By Grant Madsen, ‘98
POINTING to the pillow on the bed of his mud-walled home, Ecuadorian farmer Agnelio Lara shares the secret behind the construction of Cuambo’s culinary water system. Just weeks before, he had the idea to rope pillows to his back, making the sacks of unmixed concrete more comfortable to lug up six miles of mountain to a freshwater spring.
“It was all easy going after that,” says Lara, with a wink.
Under the direction of BYU‘s Ezra Taft Benson Agriculture and Food Institute, Lara and other members of the Afro-Ecuadorian village of Cuambo spent five months manually digging 1-meter-deep trenches for a pipeline route. In 100-degree heat, they carried enough sand, gravel, concrete forms, and cement up the pipeline course to create a culinary water system.
Two months later, Lara and his companions sat unassumingly in the back of Cuambo’s elementary school, where Allen C. Christensen, ’57, director of the Benson Institute, as well as community, state, and national leaders, dedicated the result of the village’s efforts.
“The inauguration festivities recognized that the dream of quality, culinary water has become a reality due to the combined efforts of many,” says Christensen. “The new system will benefit the villagers of Cuambo for years to come.”
Before the system’s construction, villagers drank contaminated irrigation runoff, resulting in health problems and a high infant-mortality rate. Now, the village, two-and-a-half hours north of Quito, provides potable water to each of its 75 homes, with sufficient reserve capacity to accommodate double that number in the future.

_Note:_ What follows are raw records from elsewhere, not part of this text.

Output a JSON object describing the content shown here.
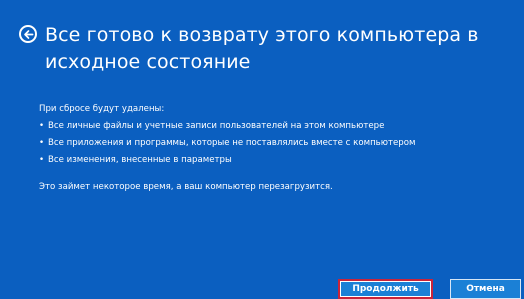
{
  "window": {
    "background": "#0b5fc0",
    "title": "Все готово к возврату этого компьютера в исходное состояние",
    "back_icon": "back-arrow-circle-icon"
  },
  "content": {
    "intro": "При сбросе будут удалены:",
    "bullet": "•",
    "items": [
      "Все личные файлы и учетные записи пользователей на этом компьютере",
      "Все приложения и программы, которые не поставлялись вместе с компьютером",
      "Все изменения, внесенные в параметры"
    ],
    "note": "Это займет некоторое время, а ваш компьютер перезагрузится."
  },
  "buttons": {
    "continue_label": "Продолжить",
    "cancel_label": "Отмена",
    "highlight_color": "#c9243a"
  }
}
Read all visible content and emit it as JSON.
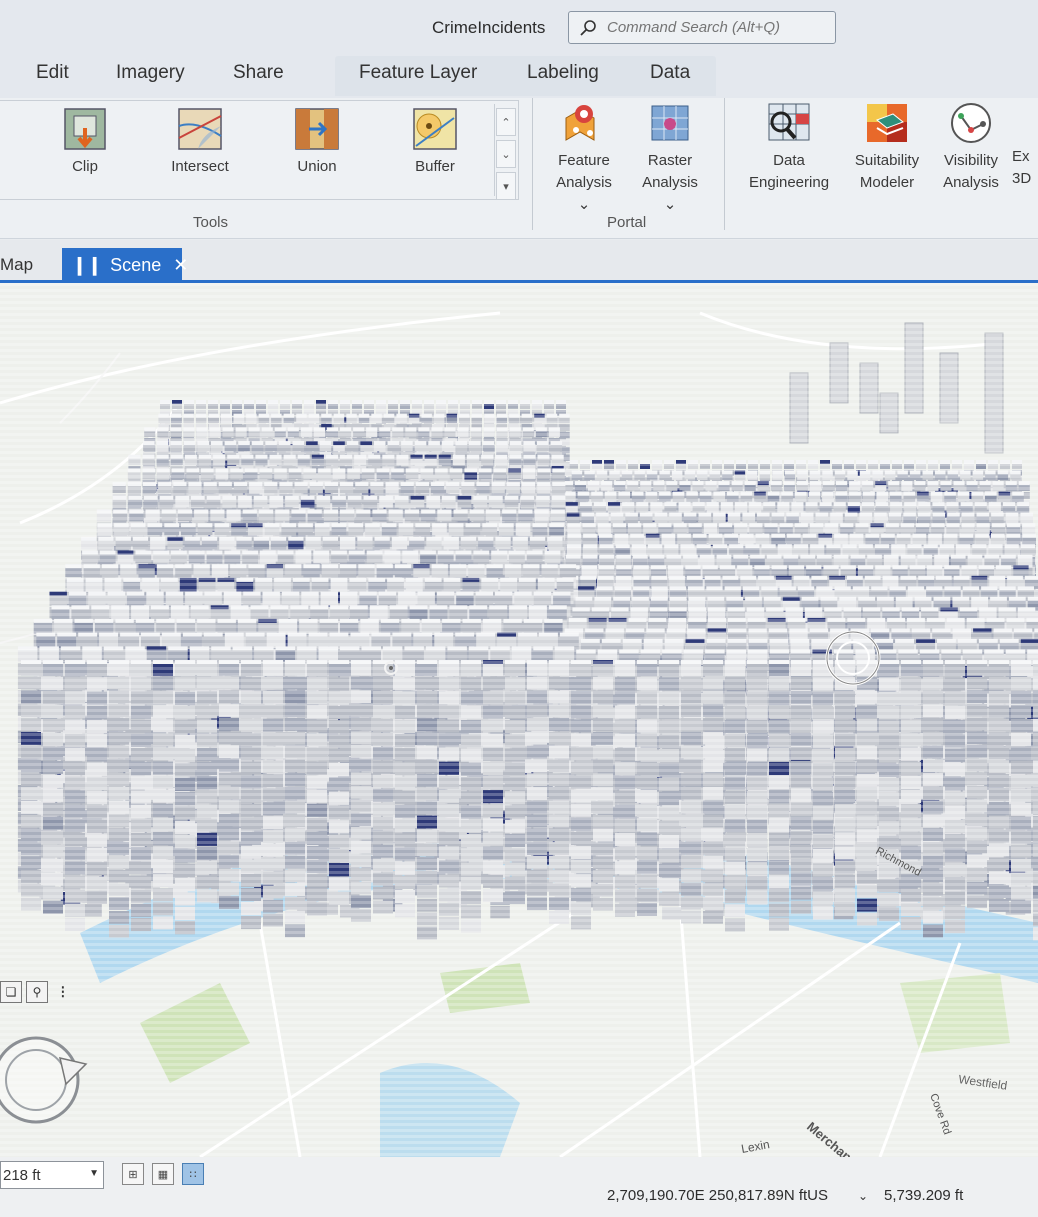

“It’s heaven for us to have clean water conveniently come to our homes,” says Yolanda Maria de Suarez, longtime resident and mother of 10. “Little by little, Cuambo is changing for the better.”
The water project is just one aspect of the institute’s integrated program of teaching methods to increase crop production, improve health, and enhance nutrition. The institute also works in Bolivia, Ghana, Guatemala, Mexico, and Morocco. The program is adapted to the needs and resources of each community—in Cuambo, for instance, participating families are taught to raise guinea pigs, a traditional source of protein.

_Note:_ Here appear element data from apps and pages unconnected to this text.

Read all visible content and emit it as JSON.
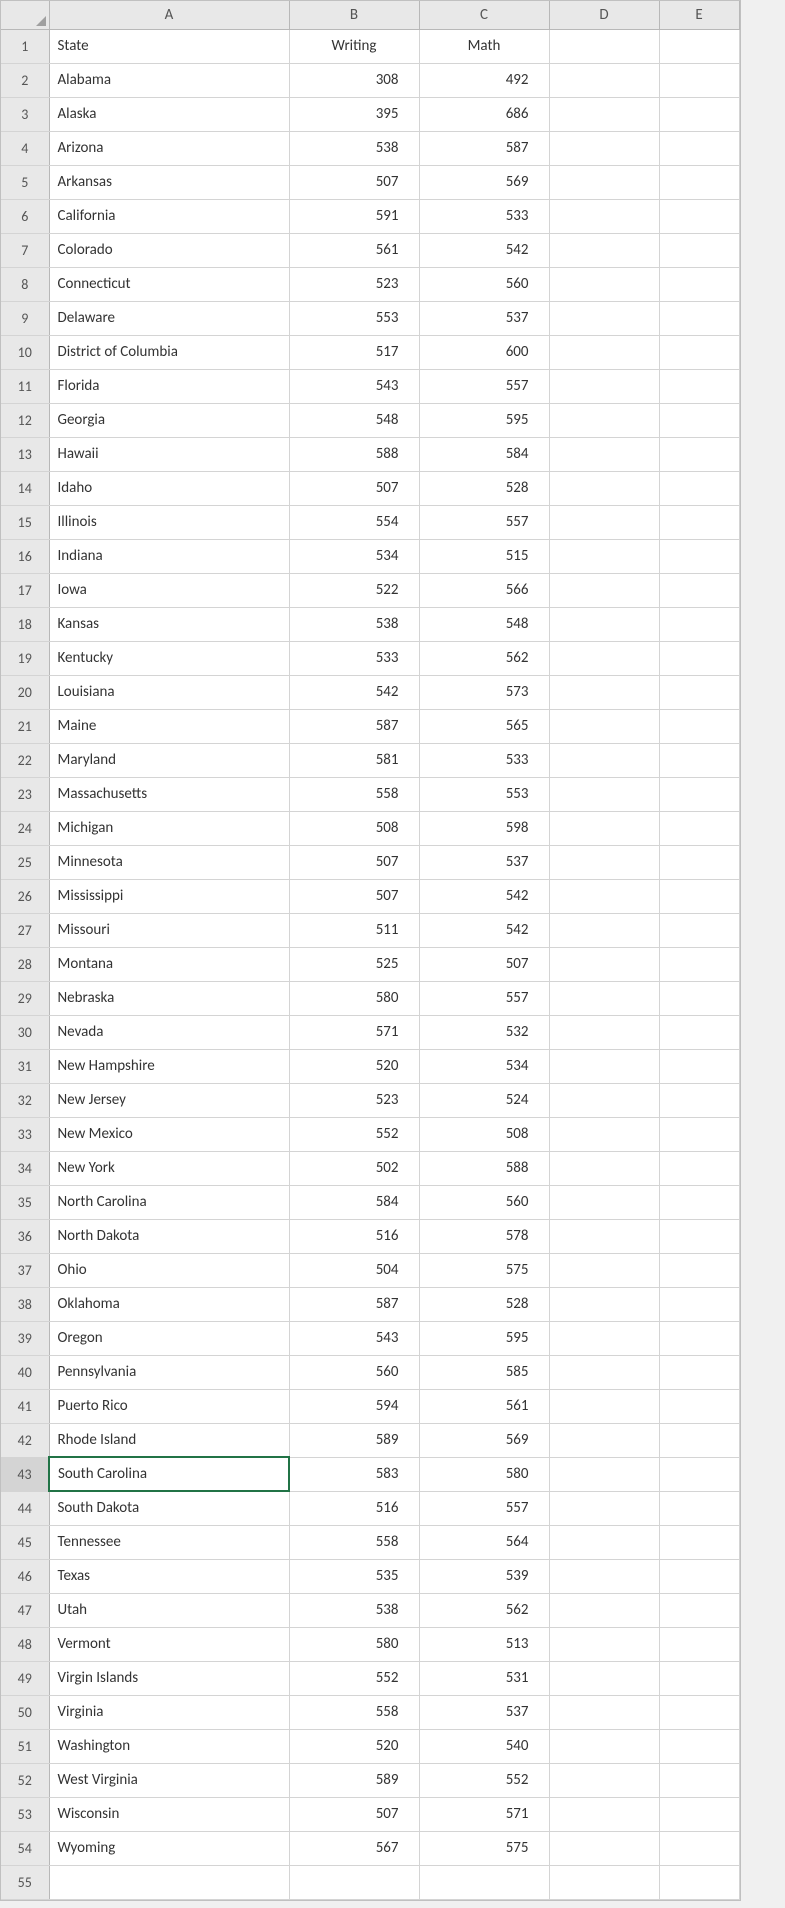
{
  "columns": [
    "A",
    "B",
    "C",
    "D",
    "E"
  ],
  "selectedCell": {
    "row": 43,
    "col": "A"
  },
  "headerRow": {
    "A": "State",
    "B": "Writing",
    "C": "Math"
  },
  "rows": [
    {
      "n": 2,
      "state": "Alabama",
      "writing": 308,
      "math": 492
    },
    {
      "n": 3,
      "state": "Alaska",
      "writing": 395,
      "math": 686
    },
    {
      "n": 4,
      "state": "Arizona",
      "writing": 538,
      "math": 587
    },
    {
      "n": 5,
      "state": "Arkansas",
      "writing": 507,
      "math": 569
    },
    {
      "n": 6,
      "state": "California",
      "writing": 591,
      "math": 533
    },
    {
      "n": 7,
      "state": "Colorado",
      "writing": 561,
      "math": 542
    },
    {
      "n": 8,
      "state": "Connecticut",
      "writing": 523,
      "math": 560
    },
    {
      "n": 9,
      "state": "Delaware",
      "writing": 553,
      "math": 537
    },
    {
      "n": 10,
      "state": "District of Columbia",
      "writing": 517,
      "math": 600
    },
    {
      "n": 11,
      "state": "Florida",
      "writing": 543,
      "math": 557
    },
    {
      "n": 12,
      "state": "Georgia",
      "writing": 548,
      "math": 595
    },
    {
      "n": 13,
      "state": "Hawaii",
      "writing": 588,
      "math": 584
    },
    {
      "n": 14,
      "state": "Idaho",
      "writing": 507,
      "math": 528
    },
    {
      "n": 15,
      "state": "Illinois",
      "writing": 554,
      "math": 557
    },
    {
      "n": 16,
      "state": "Indiana",
      "writing": 534,
      "math": 515
    },
    {
      "n": 17,
      "state": "Iowa",
      "writing": 522,
      "math": 566
    },
    {
      "n": 18,
      "state": "Kansas",
      "writing": 538,
      "math": 548
    },
    {
      "n": 19,
      "state": "Kentucky",
      "writing": 533,
      "math": 562
    },
    {
      "n": 20,
      "state": "Louisiana",
      "writing": 542,
      "math": 573
    },
    {
      "n": 21,
      "state": "Maine",
      "writing": 587,
      "math": 565
    },
    {
      "n": 22,
      "state": "Maryland",
      "writing": 581,
      "math": 533
    },
    {
      "n": 23,
      "state": "Massachusetts",
      "writing": 558,
      "math": 553
    },
    {
      "n": 24,
      "state": "Michigan",
      "writing": 508,
      "math": 598
    },
    {
      "n": 25,
      "state": "Minnesota",
      "writing": 507,
      "math": 537
    },
    {
      "n": 26,
      "state": "Mississippi",
      "writing": 507,
      "math": 542
    },
    {
      "n": 27,
      "state": "Missouri",
      "writing": 511,
      "math": 542
    },
    {
      "n": 28,
      "state": "Montana",
      "writing": 525,
      "math": 507
    },
    {
      "n": 29,
      "state": "Nebraska",
      "writing": 580,
      "math": 557
    },
    {
      "n": 30,
      "state": "Nevada",
      "writing": 571,
      "math": 532
    },
    {
      "n": 31,
      "state": "New Hampshire",
      "writing": 520,
      "math": 534
    },
    {
      "n": 32,
      "state": "New Jersey",
      "writing": 523,
      "math": 524
    },
    {
      "n": 33,
      "state": "New Mexico",
      "writing": 552,
      "math": 508
    },
    {
      "n": 34,
      "state": "New York",
      "writing": 502,
      "math": 588
    },
    {
      "n": 35,
      "state": "North Carolina",
      "writing": 584,
      "math": 560
    },
    {
      "n": 36,
      "state": "North Dakota",
      "writing": 516,
      "math": 578
    },
    {
      "n": 37,
      "state": "Ohio",
      "writing": 504,
      "math": 575
    },
    {
      "n": 38,
      "state": "Oklahoma",
      "writing": 587,
      "math": 528
    },
    {
      "n": 39,
      "state": "Oregon",
      "writing": 543,
      "math": 595
    },
    {
      "n": 40,
      "state": "Pennsylvania",
      "writing": 560,
      "math": 585
    },
    {
      "n": 41,
      "state": "Puerto Rico",
      "writing": 594,
      "math": 561
    },
    {
      "n": 42,
      "state": "Rhode Island",
      "writing": 589,
      "math": 569
    },
    {
      "n": 43,
      "state": "South Carolina",
      "writing": 583,
      "math": 580
    },
    {
      "n": 44,
      "state": "South Dakota",
      "writing": 516,
      "math": 557
    },
    {
      "n": 45,
      "state": "Tennessee",
      "writing": 558,
      "math": 564
    },
    {
      "n": 46,
      "state": "Texas",
      "writing": 535,
      "math": 539
    },
    {
      "n": 47,
      "state": "Utah",
      "writing": 538,
      "math": 562
    },
    {
      "n": 48,
      "state": "Vermont",
      "writing": 580,
      "math": 513
    },
    {
      "n": 49,
      "state": "Virgin Islands",
      "writing": 552,
      "math": 531
    },
    {
      "n": 50,
      "state": "Virginia",
      "writing": 558,
      "math": 537
    },
    {
      "n": 51,
      "state": "Washington",
      "writing": 520,
      "math": 540
    },
    {
      "n": 52,
      "state": "West Virginia",
      "writing": 589,
      "math": 552
    },
    {
      "n": 53,
      "state": "Wisconsin",
      "writing": 507,
      "math": 571
    },
    {
      "n": 54,
      "state": "Wyoming",
      "writing": 567,
      "math": 575
    }
  ],
  "emptyRows": [
    55
  ]
}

Current projects in Ecuador are made possible through the Michael A., ’78, and Diane Bumstead and Steven G., ’71, and Jacque Bean, ’69, Bumstead families of Seattle. Two years ago, the Bumsteads visited Cuambo and learned of its need for a culinary water system. Working closely with the Benson Institute’s Richard L. Brimhall, ’68, the family donated funds for the system’s construction with the provision that residents would provide necessary labor and undergo training to maintain and manage it.
A water-use committee headed by villager Pedro Arnulfo Suarez will maintain the system with funds generated by a nominal-use fee.
“The Benson Institute and the Bumsteads have graciously provided us with the ability to access the fresh water we desperately needed,” says Suarez. “We feel blessed as a village to have worked shoulder to shoulder with them in this accomplishment.”
“The beauty of this program is the way it teaches people to become self-sufficient,” says Raquel Tustón, Benson Institute project administrator in Ecuador, who was an intern in a similar institute program as a senior at Ecuador’s University of Chimborazo. “To reap long-term benefits of the new water system, the villagers of Cuambo will employ skills they’ve learned in the program.”
One such villager is Rubi Chala, president of Cuambo’s Organization of Women, who encouraged others to adopt Benson Institute techniques in 2000.
“I tell others to participate because I’ve noticed better health among my family,” says Chala, a mother of eight. “Thanks to the Benson Institute, there’s less sickness in the village.”